of the session key uses the information of the all entities. All entities broadcast the messages in
same time, and receive the messages. So, no one can enforce the session key to fall into a
pre-determined interval. In other words, no one can influence the generation of the session key.
Therefore our protocol has the property of the *No key Control*.

* No Key-Compromise Impersonation*:

A protocol satisfies the *No Key-Compromise Impersonation*, unless the compromise of one

entity’s longterm private key influences the compromise of the long-term private keys of other
entities. The adversary *E *may impersonate the compromised entity in subsequent protocols, but

he cannot impersonate other entities. If an adversary known entity A’s long-term private key want to impersonate other entity B to share a session key with A,he chooses a value c,y and send y(c+s)P to A:

AKA = x(bP + sP )

BKA = y(cP + sP )

keya =ê(BKA,Apri)(x+1) ê(P, P)x =ê(P, P)(x +1)y(c+s)(a+s)
−_{1+x }

keyE =ê(AKA,Apri)(y+1) ˆt(P, P)y =ê(P, P)(y +1)x(b+s)(a+s)
−_{1+y }

if E can impersonate B,keya should equal to keyE,,then c and y should satisfy the equation

(x +1)y(c+s)(a+s)−1+x = (y +1)x(b+s)(a+s)−1+y + kq,for any k

## ∈

Z,so c=b+((x-y)(b-a)+kq(a+s))/(xy+y),since x is choosen by Alice,E does not know it’s value,for E
to choose such c and y to satisfy the equation is impossible.Therefore our protocol has the
property of the *No Key-Compromise Impersonation. *

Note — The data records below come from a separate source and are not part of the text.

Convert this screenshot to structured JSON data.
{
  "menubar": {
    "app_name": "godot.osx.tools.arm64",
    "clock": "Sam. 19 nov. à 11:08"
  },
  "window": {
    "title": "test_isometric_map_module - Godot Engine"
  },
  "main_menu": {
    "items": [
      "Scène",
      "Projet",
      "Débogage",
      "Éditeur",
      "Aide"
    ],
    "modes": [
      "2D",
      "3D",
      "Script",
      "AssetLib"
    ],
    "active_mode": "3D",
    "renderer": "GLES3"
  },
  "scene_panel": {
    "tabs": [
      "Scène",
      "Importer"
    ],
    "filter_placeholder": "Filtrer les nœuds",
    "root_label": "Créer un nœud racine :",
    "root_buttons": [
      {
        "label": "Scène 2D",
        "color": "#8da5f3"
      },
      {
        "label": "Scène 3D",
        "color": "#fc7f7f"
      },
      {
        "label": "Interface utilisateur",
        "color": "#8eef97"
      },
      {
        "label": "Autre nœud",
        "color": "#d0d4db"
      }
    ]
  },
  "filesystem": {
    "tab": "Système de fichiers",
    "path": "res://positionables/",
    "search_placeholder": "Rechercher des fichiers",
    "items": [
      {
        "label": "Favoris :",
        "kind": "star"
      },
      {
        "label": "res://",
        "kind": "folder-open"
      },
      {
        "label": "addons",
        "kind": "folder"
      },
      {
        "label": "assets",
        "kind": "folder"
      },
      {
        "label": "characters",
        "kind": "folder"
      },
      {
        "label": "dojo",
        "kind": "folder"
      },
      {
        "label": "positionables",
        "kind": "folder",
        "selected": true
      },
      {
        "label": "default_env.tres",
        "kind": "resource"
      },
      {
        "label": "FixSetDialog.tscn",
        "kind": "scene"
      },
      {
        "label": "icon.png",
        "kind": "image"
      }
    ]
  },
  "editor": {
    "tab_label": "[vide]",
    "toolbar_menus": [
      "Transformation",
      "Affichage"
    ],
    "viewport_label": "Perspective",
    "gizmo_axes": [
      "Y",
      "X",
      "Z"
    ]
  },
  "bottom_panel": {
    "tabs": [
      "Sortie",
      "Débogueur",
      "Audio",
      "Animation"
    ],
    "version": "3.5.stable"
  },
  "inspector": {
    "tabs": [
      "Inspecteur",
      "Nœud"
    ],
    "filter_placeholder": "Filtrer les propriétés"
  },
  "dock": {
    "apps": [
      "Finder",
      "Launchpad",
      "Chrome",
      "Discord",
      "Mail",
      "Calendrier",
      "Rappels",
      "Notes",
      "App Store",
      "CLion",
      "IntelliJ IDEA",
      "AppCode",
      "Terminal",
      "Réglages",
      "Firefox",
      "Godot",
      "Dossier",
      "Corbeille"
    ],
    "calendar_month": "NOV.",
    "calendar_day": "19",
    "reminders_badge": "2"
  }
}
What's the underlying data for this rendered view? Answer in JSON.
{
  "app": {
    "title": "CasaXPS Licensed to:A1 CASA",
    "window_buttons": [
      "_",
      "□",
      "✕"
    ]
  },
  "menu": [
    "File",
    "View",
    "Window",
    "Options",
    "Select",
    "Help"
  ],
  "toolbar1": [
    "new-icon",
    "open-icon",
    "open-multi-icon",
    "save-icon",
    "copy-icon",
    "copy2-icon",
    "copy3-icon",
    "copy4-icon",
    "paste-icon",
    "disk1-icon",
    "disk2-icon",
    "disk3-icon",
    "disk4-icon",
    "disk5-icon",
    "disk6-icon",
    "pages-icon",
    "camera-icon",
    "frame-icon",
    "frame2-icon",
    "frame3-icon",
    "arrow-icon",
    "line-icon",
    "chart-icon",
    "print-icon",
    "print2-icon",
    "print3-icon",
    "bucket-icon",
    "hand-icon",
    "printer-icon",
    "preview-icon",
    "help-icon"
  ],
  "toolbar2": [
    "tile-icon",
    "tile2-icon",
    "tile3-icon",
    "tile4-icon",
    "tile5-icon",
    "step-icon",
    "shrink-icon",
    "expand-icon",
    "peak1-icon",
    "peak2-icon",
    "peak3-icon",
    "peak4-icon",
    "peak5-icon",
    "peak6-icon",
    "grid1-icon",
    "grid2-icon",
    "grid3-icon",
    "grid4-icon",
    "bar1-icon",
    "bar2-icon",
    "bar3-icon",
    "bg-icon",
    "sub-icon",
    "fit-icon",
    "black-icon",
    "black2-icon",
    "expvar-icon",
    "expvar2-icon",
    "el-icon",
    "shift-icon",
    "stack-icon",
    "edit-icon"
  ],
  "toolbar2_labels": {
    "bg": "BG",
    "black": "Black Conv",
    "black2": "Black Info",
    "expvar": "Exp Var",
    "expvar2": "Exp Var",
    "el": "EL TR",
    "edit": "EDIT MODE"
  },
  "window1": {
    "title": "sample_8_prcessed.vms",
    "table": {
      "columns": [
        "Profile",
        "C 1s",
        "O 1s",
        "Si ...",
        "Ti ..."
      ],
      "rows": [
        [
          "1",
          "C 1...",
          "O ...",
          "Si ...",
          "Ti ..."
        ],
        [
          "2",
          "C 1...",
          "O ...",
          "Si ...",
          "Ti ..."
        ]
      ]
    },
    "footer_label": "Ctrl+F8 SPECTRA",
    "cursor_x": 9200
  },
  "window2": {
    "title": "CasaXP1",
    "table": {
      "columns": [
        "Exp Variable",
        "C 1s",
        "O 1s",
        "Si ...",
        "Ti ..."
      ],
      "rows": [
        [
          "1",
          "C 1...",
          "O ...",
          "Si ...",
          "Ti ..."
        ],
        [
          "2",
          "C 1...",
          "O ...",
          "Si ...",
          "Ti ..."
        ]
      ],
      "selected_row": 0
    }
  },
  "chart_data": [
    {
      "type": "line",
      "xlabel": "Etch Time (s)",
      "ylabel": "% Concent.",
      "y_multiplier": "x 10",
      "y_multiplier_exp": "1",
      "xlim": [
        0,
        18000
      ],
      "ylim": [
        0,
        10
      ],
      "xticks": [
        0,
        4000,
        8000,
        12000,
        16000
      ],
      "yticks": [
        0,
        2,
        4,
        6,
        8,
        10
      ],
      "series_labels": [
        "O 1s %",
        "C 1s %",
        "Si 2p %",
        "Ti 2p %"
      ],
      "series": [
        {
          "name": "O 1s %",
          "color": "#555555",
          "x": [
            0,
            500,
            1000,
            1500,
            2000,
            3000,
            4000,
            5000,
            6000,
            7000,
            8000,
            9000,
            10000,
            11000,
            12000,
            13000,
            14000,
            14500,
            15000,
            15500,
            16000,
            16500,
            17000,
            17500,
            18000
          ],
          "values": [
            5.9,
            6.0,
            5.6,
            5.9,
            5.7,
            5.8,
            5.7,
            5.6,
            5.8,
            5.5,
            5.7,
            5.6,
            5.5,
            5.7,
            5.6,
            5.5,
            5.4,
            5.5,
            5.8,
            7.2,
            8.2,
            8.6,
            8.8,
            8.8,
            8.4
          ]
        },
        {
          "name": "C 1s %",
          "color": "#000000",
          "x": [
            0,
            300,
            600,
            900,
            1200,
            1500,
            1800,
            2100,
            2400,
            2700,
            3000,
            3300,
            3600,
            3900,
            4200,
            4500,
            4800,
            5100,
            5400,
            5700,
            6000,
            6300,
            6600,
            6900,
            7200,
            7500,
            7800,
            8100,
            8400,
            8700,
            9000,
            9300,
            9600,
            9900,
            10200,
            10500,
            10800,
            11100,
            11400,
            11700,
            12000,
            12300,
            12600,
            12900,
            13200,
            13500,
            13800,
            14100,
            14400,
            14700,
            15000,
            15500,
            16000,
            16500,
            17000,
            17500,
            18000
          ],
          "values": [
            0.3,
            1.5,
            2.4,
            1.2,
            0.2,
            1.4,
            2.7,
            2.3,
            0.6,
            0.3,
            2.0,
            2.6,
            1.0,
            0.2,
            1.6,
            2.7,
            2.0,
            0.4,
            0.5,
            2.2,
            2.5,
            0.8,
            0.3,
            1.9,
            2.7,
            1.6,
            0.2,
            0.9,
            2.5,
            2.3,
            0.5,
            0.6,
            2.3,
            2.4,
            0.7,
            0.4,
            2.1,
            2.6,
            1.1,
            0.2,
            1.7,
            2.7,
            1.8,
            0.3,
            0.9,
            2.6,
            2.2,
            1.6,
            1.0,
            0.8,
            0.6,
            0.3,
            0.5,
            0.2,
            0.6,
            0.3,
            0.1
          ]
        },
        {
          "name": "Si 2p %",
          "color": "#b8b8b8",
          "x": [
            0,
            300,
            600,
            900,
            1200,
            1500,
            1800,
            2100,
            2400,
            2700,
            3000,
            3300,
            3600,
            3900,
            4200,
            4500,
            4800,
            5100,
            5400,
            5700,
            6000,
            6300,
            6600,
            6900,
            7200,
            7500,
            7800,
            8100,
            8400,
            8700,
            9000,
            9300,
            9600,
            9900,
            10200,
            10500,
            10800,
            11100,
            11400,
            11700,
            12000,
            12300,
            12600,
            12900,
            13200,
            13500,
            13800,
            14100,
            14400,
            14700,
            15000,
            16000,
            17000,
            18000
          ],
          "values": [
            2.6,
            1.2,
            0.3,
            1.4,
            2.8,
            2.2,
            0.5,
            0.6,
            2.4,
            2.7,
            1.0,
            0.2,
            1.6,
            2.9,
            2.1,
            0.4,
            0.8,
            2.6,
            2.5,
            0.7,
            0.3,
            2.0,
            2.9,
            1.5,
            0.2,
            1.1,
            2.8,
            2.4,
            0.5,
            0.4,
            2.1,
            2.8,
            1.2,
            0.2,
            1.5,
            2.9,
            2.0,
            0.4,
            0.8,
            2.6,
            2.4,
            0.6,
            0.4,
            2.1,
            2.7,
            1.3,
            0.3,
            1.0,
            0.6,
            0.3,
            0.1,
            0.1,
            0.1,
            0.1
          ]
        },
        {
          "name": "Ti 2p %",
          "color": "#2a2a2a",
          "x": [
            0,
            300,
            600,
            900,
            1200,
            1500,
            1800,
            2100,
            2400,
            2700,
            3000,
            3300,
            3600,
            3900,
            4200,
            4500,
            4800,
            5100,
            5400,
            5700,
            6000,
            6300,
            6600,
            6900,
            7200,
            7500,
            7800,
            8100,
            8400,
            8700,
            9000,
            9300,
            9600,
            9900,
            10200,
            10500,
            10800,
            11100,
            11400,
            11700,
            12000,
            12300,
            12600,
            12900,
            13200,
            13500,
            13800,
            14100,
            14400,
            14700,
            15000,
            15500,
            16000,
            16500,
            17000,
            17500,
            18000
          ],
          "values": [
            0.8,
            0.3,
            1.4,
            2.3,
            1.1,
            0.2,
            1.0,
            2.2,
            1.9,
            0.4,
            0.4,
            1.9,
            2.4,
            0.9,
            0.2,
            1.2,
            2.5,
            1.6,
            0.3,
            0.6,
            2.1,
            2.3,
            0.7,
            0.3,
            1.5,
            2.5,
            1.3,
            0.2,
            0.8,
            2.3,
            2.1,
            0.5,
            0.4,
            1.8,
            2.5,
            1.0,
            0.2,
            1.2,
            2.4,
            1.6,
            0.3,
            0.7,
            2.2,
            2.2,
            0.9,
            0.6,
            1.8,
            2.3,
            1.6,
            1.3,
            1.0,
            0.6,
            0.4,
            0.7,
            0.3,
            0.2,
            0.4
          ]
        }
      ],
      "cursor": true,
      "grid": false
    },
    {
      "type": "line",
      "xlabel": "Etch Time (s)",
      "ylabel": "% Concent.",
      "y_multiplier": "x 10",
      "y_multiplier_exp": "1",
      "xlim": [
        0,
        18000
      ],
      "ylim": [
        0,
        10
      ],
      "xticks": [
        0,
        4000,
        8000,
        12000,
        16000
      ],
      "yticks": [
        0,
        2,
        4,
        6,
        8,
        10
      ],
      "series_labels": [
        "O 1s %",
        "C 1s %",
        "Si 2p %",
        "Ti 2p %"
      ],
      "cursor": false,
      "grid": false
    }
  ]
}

* No Unknown Key-Share*: A protocol satisfies the

*No Unknown Key-Share*, if the all entities do

not share the session key with the adversary. If the adversary convinces a group of entities, they
share some session key with the adversary, and this protocol suffers from unknown key-share
attack. In our protocol, the adversary must know the long-term private keys, the ephemeral
private keys of the all entities to share the session key with adversary. Otherwise the adversary
cannot share the session key. Therefore our protocol has the property of the *No Unknown *